Word of the Week
With its 120th word, Word of the Week has now come to an end. We hope you enjoyed this free feature and that it has given you an insight into the thinking and research behind the English Vocabulary Profile.
All 120 are still available to read in our archive, below. Each Word of the Week in the archive is followed by a link to the full entry for that word on the English Vocabulary Profile. To view the entries, you will need to subscribe to the EVP: to subscribe for free click here.
Word of the week: win
The word win is a verb and a noun, but you will only find the verb in the A and B levels of the English Vocabulary Profile – the noun winner is included at A2. The four meanings of the verb in the entry for win include ELECTION at B1. This meaning has been tagged with the newly-added topic label Politics. Using Advanced Search in the drop-down menu, it is possible to search for words and phrases that are connected to one of 22 topics, even filtering the search results to produce a single part of speech, or words and phrases of a certain register.
To view the full entry for win on the English Vocabulary Profile, please click here.
Word of the week: take

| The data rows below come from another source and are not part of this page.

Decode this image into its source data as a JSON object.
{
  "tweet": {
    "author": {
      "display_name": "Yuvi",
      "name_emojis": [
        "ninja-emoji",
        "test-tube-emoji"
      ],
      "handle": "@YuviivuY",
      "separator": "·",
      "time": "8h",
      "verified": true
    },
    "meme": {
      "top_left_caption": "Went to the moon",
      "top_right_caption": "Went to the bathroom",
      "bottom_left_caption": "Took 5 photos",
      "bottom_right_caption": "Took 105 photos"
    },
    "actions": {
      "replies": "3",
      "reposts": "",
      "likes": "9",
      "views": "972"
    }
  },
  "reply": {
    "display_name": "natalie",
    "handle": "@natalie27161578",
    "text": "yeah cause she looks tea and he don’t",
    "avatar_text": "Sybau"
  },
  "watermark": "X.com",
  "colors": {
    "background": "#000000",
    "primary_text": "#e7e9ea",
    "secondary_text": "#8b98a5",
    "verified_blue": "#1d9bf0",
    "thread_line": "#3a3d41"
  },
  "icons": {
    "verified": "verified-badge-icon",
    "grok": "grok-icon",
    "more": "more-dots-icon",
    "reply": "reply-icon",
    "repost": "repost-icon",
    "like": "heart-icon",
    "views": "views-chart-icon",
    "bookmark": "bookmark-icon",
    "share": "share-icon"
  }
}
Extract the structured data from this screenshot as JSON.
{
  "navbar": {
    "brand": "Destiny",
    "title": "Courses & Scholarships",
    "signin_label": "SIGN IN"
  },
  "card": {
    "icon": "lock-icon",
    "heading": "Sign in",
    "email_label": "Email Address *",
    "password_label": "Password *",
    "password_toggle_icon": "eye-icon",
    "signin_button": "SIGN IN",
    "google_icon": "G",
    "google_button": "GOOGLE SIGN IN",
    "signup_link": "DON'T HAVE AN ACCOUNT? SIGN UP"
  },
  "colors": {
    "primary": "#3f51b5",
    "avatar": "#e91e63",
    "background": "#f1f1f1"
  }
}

The entry for the verb take is one of the longest in the English Vocabulary Profile – there are 67 core results listed for the first four CEFR levels alone! This is due to the many phrases and phrasal verbs that are included. The noun take is far less common, though may be included at the C levels in the sense of your take on sth, which is increasingly being used by first language speakers, especially in the media. What’s your own take on this? Learners sometimes find colloquial expressions hard to grasp and there is rarely much evidence for them in the Cambridge Learner Corpus, which only contains written learner language. Please comment via the feedback button on the usefulness of teaching this use of the noun take – do your own students know it? There is some corpus evidence for the frequent idiom give and take, so this will be included at the C levels.

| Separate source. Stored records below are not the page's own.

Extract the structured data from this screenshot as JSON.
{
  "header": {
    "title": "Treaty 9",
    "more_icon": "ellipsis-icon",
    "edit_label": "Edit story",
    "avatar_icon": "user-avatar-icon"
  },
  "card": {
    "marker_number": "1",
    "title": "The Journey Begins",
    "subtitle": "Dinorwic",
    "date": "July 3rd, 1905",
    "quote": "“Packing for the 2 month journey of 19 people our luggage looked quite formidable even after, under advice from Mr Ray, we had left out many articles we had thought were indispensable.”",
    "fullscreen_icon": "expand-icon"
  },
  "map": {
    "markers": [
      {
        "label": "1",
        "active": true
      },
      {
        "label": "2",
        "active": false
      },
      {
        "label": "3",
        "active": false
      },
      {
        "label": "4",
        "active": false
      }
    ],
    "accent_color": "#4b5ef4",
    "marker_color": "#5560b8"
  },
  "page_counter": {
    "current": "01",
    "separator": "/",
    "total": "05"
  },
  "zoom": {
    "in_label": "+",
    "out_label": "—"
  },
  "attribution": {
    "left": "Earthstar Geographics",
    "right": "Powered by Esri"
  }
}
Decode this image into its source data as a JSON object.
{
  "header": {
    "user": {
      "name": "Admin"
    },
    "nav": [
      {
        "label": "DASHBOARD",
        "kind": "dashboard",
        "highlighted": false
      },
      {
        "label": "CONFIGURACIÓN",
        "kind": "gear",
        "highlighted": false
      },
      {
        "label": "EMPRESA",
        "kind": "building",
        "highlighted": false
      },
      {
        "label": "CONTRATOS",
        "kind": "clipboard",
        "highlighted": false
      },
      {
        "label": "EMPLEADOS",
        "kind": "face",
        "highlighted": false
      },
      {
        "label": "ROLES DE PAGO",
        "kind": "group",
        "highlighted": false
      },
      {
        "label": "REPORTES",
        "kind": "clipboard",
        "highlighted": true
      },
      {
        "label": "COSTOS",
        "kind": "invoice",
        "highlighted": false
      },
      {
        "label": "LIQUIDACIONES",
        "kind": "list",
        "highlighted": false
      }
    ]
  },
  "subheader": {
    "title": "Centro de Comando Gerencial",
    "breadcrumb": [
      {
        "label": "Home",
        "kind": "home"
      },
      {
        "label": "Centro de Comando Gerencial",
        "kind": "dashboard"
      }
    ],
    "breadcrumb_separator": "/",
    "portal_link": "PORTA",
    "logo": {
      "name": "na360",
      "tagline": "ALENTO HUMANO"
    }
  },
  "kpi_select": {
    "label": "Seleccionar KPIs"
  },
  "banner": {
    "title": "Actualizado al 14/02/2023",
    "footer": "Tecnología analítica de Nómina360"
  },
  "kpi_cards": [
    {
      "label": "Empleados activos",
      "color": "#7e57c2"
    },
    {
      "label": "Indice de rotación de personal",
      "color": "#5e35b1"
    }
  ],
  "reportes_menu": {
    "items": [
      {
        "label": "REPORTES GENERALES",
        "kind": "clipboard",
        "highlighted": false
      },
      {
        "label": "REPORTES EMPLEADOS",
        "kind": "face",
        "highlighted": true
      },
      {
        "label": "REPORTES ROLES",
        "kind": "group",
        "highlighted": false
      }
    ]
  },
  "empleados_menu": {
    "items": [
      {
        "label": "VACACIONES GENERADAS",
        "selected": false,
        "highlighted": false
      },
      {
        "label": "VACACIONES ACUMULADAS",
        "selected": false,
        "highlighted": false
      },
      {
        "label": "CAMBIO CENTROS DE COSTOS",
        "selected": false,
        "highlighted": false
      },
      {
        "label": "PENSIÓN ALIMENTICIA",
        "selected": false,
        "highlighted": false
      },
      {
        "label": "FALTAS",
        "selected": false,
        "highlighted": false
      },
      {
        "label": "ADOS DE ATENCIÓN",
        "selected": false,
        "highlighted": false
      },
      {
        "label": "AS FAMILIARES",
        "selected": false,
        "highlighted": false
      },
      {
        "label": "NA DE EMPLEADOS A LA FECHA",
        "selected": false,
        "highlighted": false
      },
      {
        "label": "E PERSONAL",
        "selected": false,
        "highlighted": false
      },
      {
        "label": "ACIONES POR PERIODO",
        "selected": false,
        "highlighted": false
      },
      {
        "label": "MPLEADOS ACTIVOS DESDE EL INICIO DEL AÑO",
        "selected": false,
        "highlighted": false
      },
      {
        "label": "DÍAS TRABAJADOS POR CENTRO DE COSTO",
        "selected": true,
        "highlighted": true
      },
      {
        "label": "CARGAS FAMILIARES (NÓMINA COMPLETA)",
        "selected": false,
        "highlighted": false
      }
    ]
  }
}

To view the full entry for take on the English Vocabulary Profile, please click here.
Word of the week: same
The entry for the word same covers three parts of speech: adjective, pronoun and adverb. Learners appear to meet the adjective first, and two meanings are given at A1. The B1 prepositional phrase at the same time is included in this part of the entry and you will also find the phrase in the entries for at and time, which have both been featured in Word of the Week - visit the archive to view these entries. As for the pronoun part of speech, there are three distinct uses of the phrase the same, given A2, B1 and B2 according to learner evidence and the many other sources that have been checked, such as coursebook wordlists.
To view the full entry for same on the English Vocabulary Profile, please click here.